The judges of the court are appointed by the President, with the advice and consent of the Senate. Judges are appointed to the court for life under Article III of the Constitution of the United States. There are twelve judges in active service. When eligible, judges may elect to take senior status, which permits them to continue to serve on the court while handling fewer cases than a judge in active service. Each judge in active service employs a judicial assistant and up to four law clerks, while each judge in senior status employs a judicial assistant and one law clerk.

Title 28 of the United States Code, the Federal Rules of Appellate Procedure and the court's Rules of Practice and Internal Operating Procedures govern procedure in the Federal Circuit. Appeals are heard by panels comprised of three judges who are selected randomly for assignment to the panels. Losing parties may seek review of a decision of the Federal Circuit in the Supreme Court of the United States.

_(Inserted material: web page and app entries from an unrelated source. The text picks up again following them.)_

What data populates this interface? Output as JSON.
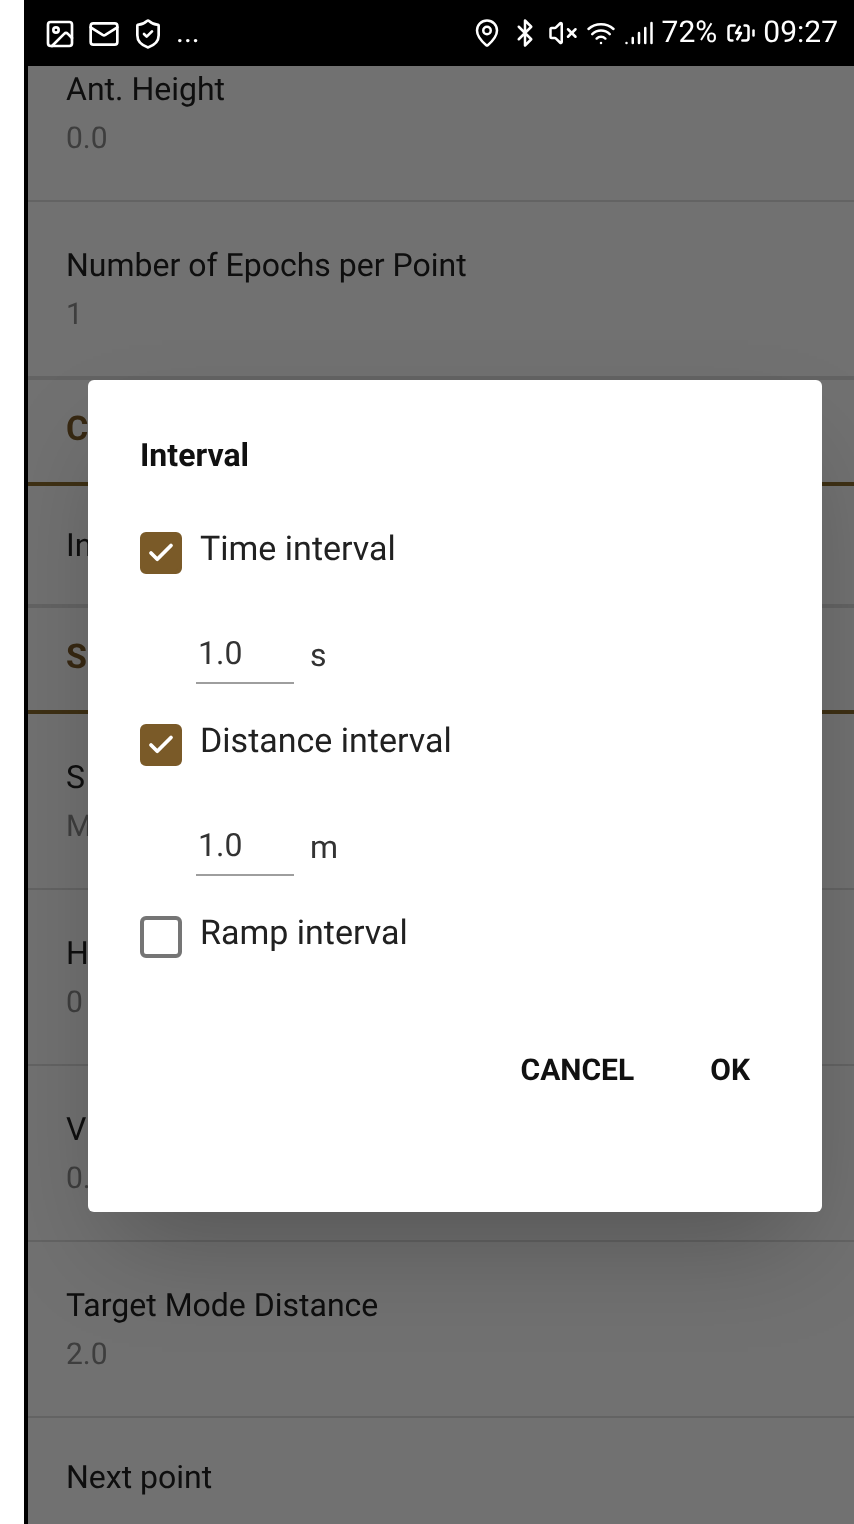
{
  "status_bar": {
    "notification_overflow": "...",
    "battery": "72%",
    "time": "09:27"
  },
  "settings": [
    {
      "kind": "item",
      "title": "Ant. Height",
      "value": "0.0"
    },
    {
      "kind": "item",
      "title": "Number of Epochs per Point",
      "value": "1"
    },
    {
      "kind": "header",
      "title": "C"
    },
    {
      "kind": "item",
      "title": "In"
    },
    {
      "kind": "header",
      "title": "S"
    },
    {
      "kind": "item",
      "title": "S",
      "value": "M"
    },
    {
      "kind": "item",
      "title": "H",
      "value": "0"
    },
    {
      "kind": "item",
      "title": "V",
      "value": "0."
    },
    {
      "kind": "item",
      "title": "Target Mode Distance",
      "value": "2.0"
    },
    {
      "kind": "item",
      "title": "Next point"
    }
  ],
  "dialog": {
    "title": "Interval",
    "options": [
      {
        "label": "Time interval",
        "checked": true,
        "value": "1.0",
        "unit": "s"
      },
      {
        "label": "Distance interval",
        "checked": true,
        "value": "1.0",
        "unit": "m"
      },
      {
        "label": "Ramp interval",
        "checked": false
      }
    ],
    "buttons": [
      "CANCEL",
      "OK"
    ]
  }
}
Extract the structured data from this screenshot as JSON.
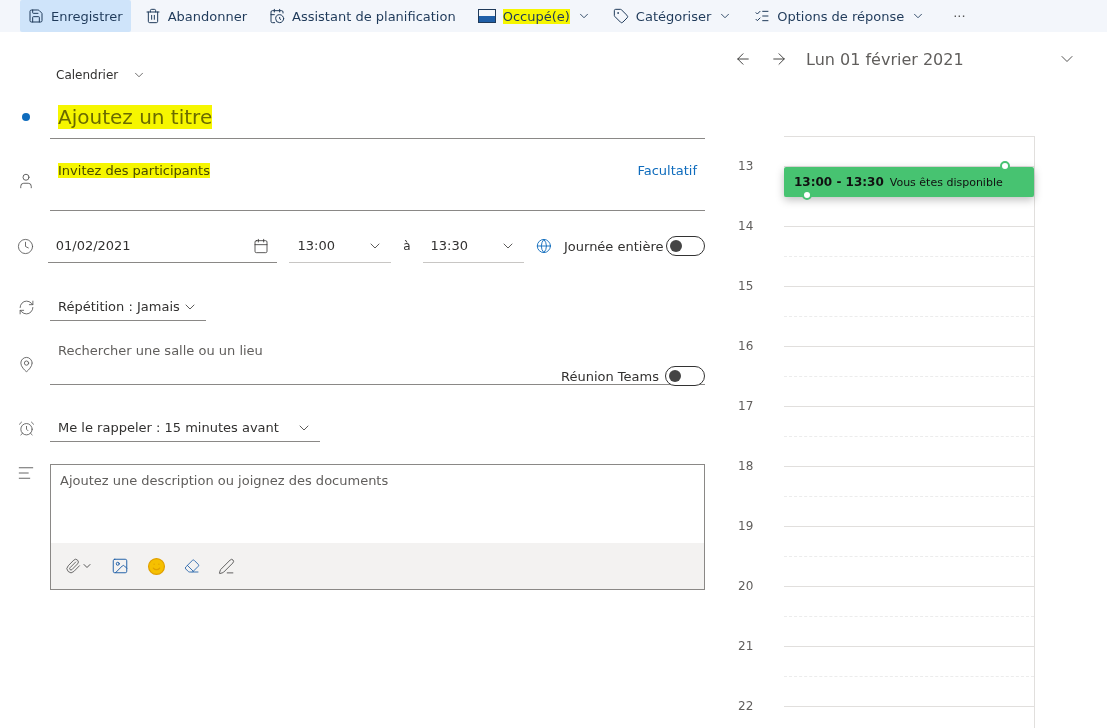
{
  "toolbar": {
    "items": [
      {
        "label": "Enregistrer",
        "selected": true,
        "dropdown": false,
        "highlighted": false
      },
      {
        "label": "Abandonner",
        "selected": false,
        "dropdown": false,
        "highlighted": false
      },
      {
        "label": "Assistant de planification",
        "selected": false,
        "dropdown": false,
        "highlighted": false
      },
      {
        "label": "Occupé(e)",
        "selected": false,
        "dropdown": true,
        "highlighted": true
      },
      {
        "label": "Catégoriser",
        "selected": false,
        "dropdown": true,
        "highlighted": false
      },
      {
        "label": "Options de réponse",
        "selected": false,
        "dropdown": true,
        "highlighted": false
      }
    ],
    "overflow": "···"
  },
  "form": {
    "calendar_picker": "Calendrier",
    "title": {
      "placeholder": "Ajoutez un titre",
      "highlighted": true
    },
    "participants": {
      "placeholder": "Invitez des participants",
      "highlighted": true,
      "optional_link": "Facultatif"
    },
    "date": "01/02/2021",
    "start_time": "13:00",
    "separator": "à",
    "end_time": "13:30",
    "all_day": {
      "label": "Journée entière",
      "on": false
    },
    "repeat": "Répétition :  Jamais",
    "location": {
      "placeholder": "Rechercher une salle ou un lieu"
    },
    "teams": {
      "label": "Réunion Teams",
      "on": false
    },
    "reminder": "Me le rappeler :  15 minutes avant",
    "description": {
      "placeholder": "Ajoutez une description ou joignez des documents"
    }
  },
  "calendar": {
    "date_label": "Lun 01 février 2021",
    "hours": [
      "13",
      "14",
      "15",
      "16",
      "17",
      "18",
      "19",
      "20",
      "21",
      "22"
    ],
    "event": {
      "time": "13:00 - 13:30",
      "label": "Vous êtes disponible"
    }
  }
}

Court sessions generally are held during the first week of each month in Washington, D.C. The court also is authorized to hear cases in other cities throughout the United States to meet the needs of litigants in other parts of the country. The court has sat in many other cities during its existence.

The court's work begins when an appeal is docketed by the Clerk of the Court, and is assigned a docket number. The parties to the cases then prepare and file written briefs setting forth their arguments. Parties also may submit materials such as transcripts of testimony and other relevant parts of the record made in the lower tribunal from which the appeal originated. Once all the briefs have been received, the case may be scheduled for oral argument before the court. Each side usually is allotted between 15 and 30 minutes for argument, depending on the nature of the case. During oral argument, the lawyers for the parties present their arguments and answer questions of the judges concerning the issues presented. If the court determines that oral argument is unnecessary, the case is decided by a panel of judges based on the arguments presented in the briefs. In each appeal, the presiding judge of the panel assigns a member of the panel to prepare the court's opinion. The opinion sets out the decision of the court and the reasons for the decision. If the panel determines that its decision will add significantly to a body of law, it issues a precedential opinion. Decisions that do not add significantly to the body of law are issued as nonprecedential. All opinions are made available to the public, and may be obtained from the court's home page on the Internet, the Federal Reporter 3rd Series, Westlaw® and Lexis®.

The senior staff of the court consists of the Circuit Executive and Clerk of Court, the General Counsel, Senior Staff Attorney, Circuit Librarian, Administrative Services Officer, and Director of Information Technology.